Data about app and page elements:
+++

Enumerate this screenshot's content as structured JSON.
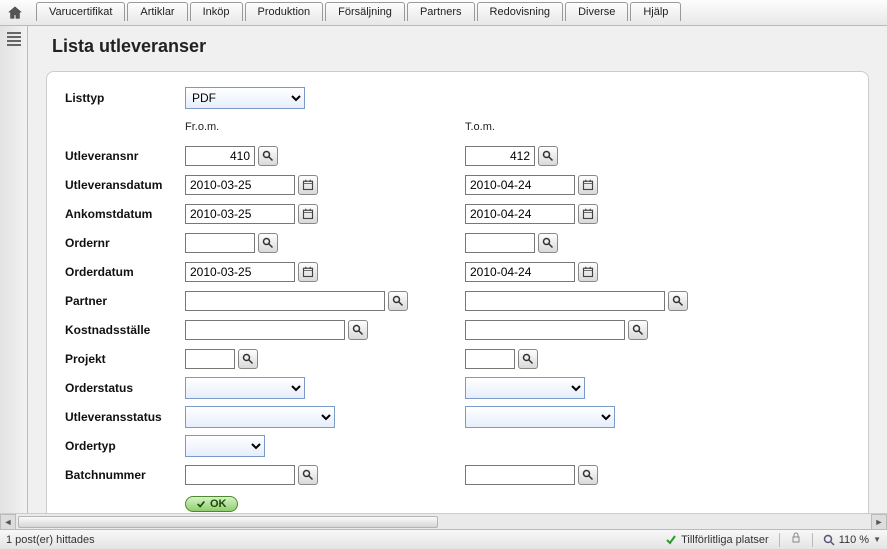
{
  "tabs": [
    "Varucertifikat",
    "Artiklar",
    "Inköp",
    "Produktion",
    "Försäljning",
    "Partners",
    "Redovisning",
    "Diverse",
    "Hjälp"
  ],
  "page_title": "Lista utleveranser",
  "labels": {
    "listtyp": "Listtyp",
    "from": "Fr.o.m.",
    "to": "T.o.m.",
    "utleveransnr": "Utleveransnr",
    "utleveransdatum": "Utleveransdatum",
    "ankomstdatum": "Ankomstdatum",
    "ordernr": "Ordernr",
    "orderdatum": "Orderdatum",
    "partner": "Partner",
    "kostnadsstalle": "Kostnadsställe",
    "projekt": "Projekt",
    "orderstatus": "Orderstatus",
    "utleveransstatus": "Utleveransstatus",
    "ordertyp": "Ordertyp",
    "batchnummer": "Batchnummer"
  },
  "values": {
    "listtyp": "PDF",
    "utleveransnr_from": "410",
    "utleveransnr_to": "412",
    "utleveransdatum_from": "2010-03-25",
    "utleveransdatum_to": "2010-04-24",
    "ankomstdatum_from": "2010-03-25",
    "ankomstdatum_to": "2010-04-24",
    "ordernr_from": "",
    "ordernr_to": "",
    "orderdatum_from": "2010-03-25",
    "orderdatum_to": "2010-04-24",
    "partner_from": "",
    "partner_to": "",
    "kostnadsstalle_from": "",
    "kostnadsstalle_to": "",
    "projekt_from": "",
    "projekt_to": "",
    "orderstatus_from": "",
    "orderstatus_to": "",
    "utleveransstatus_from": "",
    "utleveransstatus_to": "",
    "ordertyp": "",
    "batchnummer_from": "",
    "batchnummer_to": ""
  },
  "buttons": {
    "ok": "OK"
  },
  "status": {
    "left": "1 post(er) hittades",
    "trusted": "Tillförlitliga platser",
    "zoom": "110 %"
  }
}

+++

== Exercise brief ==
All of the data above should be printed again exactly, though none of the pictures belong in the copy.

== Response ==
Enumerate this screenshot's content as structured JSON.
{
  "tabs": [
    "Varucertifikat",
    "Artiklar",
    "Inköp",
    "Produktion",
    "Försäljning",
    "Partners",
    "Redovisning",
    "Diverse",
    "Hjälp"
  ],
  "page_title": "Lista utleveranser",
  "labels": {
    "listtyp": "Listtyp",
    "from": "Fr.o.m.",
    "to": "T.o.m.",
    "utleveransnr": "Utleveransnr",
    "utleveransdatum": "Utleveransdatum",
    "ankomstdatum": "Ankomstdatum",
    "ordernr": "Ordernr",
    "orderdatum": "Orderdatum",
    "partner": "Partner",
    "kostnadsstalle": "Kostnadsställe",
    "projekt": "Projekt",
    "orderstatus": "Orderstatus",
    "utleveransstatus": "Utleveransstatus",
    "ordertyp": "Ordertyp",
    "batchnummer": "Batchnummer"
  },
  "values": {
    "listtyp": "PDF",
    "utleveransnr_from": "410",
    "utleveransnr_to": "412",
    "utleveransdatum_from": "2010-03-25",
    "utleveransdatum_to": "2010-04-24",
    "ankomstdatum_from": "2010-03-25",
    "ankomstdatum_to": "2010-04-24",
    "ordernr_from": "",
    "ordernr_to": "",
    "orderdatum_from": "2010-03-25",
    "orderdatum_to": "2010-04-24",
    "partner_from": "",
    "partner_to": "",
    "kostnadsstalle_from": "",
    "kostnadsstalle_to": "",
    "projekt_from": "",
    "projekt_to": "",
    "orderstatus_from": "",
    "orderstatus_to": "",
    "utleveransstatus_from": "",
    "utleveransstatus_to": "",
    "ordertyp": "",
    "batchnummer_from": "",
    "batchnummer_to": ""
  },
  "buttons": {
    "ok": "OK"
  },
  "status": {
    "left": "1 post(er) hittades",
    "trusted": "Tillförlitliga platser",
    "zoom": "110 %"
  }
}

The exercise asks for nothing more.